Let's consider two great methods available to self-monitor progress on your resolutions. One is free and uses the Internet. The other uses software you buy for your computer.
The first is a service is provided by a web site called Resolutions Reminders. This site boasts that "if you need someone to hound you into doing something good for yourself you've found the right service." You fill in a simple form with your desired resolution then you will receive monthly email reminders of your resolutions (free) along with some useful links specifically relevant to your resolutions. They offer free advice for you on any topic you can use. On the main site you'll find links to everything from Internet dating to smoking cessation. Subscription to this service is free until you unsubscribe if you should ever tire of the messages bugging you to do the right thing! There are many other services on the Internet with varying costs and service offerings. A quick search in Google.com for "reminder services" will bring up a healthy list from which you can choose.

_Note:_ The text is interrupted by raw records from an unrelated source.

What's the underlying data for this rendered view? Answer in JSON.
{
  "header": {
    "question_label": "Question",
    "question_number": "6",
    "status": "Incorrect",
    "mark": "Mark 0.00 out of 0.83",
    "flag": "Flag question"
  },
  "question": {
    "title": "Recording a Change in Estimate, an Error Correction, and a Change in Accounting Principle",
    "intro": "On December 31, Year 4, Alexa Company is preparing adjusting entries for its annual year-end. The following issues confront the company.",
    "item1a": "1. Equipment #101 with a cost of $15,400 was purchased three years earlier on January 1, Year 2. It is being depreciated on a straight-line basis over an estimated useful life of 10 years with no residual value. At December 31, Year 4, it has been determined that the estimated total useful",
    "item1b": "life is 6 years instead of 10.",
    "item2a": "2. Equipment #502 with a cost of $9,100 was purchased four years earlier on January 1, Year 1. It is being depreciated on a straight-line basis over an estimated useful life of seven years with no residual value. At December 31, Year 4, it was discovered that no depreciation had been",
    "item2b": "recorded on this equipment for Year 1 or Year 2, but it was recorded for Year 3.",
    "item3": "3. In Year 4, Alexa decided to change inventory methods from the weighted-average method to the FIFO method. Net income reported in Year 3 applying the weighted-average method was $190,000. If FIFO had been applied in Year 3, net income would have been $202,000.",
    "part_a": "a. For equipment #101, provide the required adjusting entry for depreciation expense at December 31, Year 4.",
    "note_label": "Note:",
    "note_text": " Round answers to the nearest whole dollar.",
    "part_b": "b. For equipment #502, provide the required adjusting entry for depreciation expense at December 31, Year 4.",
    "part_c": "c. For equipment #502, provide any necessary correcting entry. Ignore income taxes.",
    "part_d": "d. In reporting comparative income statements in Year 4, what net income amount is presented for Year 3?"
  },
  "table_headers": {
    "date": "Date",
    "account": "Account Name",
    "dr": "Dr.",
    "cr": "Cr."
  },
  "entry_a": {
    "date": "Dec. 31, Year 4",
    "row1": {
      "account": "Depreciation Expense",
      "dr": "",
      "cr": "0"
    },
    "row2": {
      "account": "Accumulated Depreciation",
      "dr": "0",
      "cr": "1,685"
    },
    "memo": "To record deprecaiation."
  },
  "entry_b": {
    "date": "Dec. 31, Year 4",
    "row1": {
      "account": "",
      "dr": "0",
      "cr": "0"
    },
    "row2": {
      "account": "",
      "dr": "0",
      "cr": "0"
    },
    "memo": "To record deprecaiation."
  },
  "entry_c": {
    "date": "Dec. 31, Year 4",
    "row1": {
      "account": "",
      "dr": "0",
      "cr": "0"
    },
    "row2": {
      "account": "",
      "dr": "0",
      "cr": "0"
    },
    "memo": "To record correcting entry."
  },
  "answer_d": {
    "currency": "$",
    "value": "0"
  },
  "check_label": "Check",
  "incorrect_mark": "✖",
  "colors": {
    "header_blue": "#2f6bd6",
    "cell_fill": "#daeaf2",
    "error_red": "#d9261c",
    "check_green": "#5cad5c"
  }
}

The other method for time-tracking progress toward a goal is a product called Microsoft Outlook. It includes a calendar feature you can use to configure reminders that will pop up on your screen. You have the option of either "snoozing" the reminder or "dismissing" it. For those of us that spend a good chunk of our working hours in front of the computer, there are few tools that are more useful in reminding us of our resolutions than a computer running Outlook. To use this feature just click on the calendar in Outlook, then double-click on any day or time in the calendar. Enter in the information about your new year's resolution and set the reminder time. When your pre-selected time arrives you'll have a pop-up appear on the screen that you can "snooze" until you are satisfied that you've fulfilled your resolution.
The guidelines and tools above can help you make more realistic New Year's resolutions and keep them. With the use of your computer there are many tools at your disposal for the planning, follow up, and completion of your resolutions. If you have a computer but don't have Microsoft Outlook (or any other calendar program) and you don't have Internet access then, well, Target has some neat fridge magnets I saw - 5 for a buck.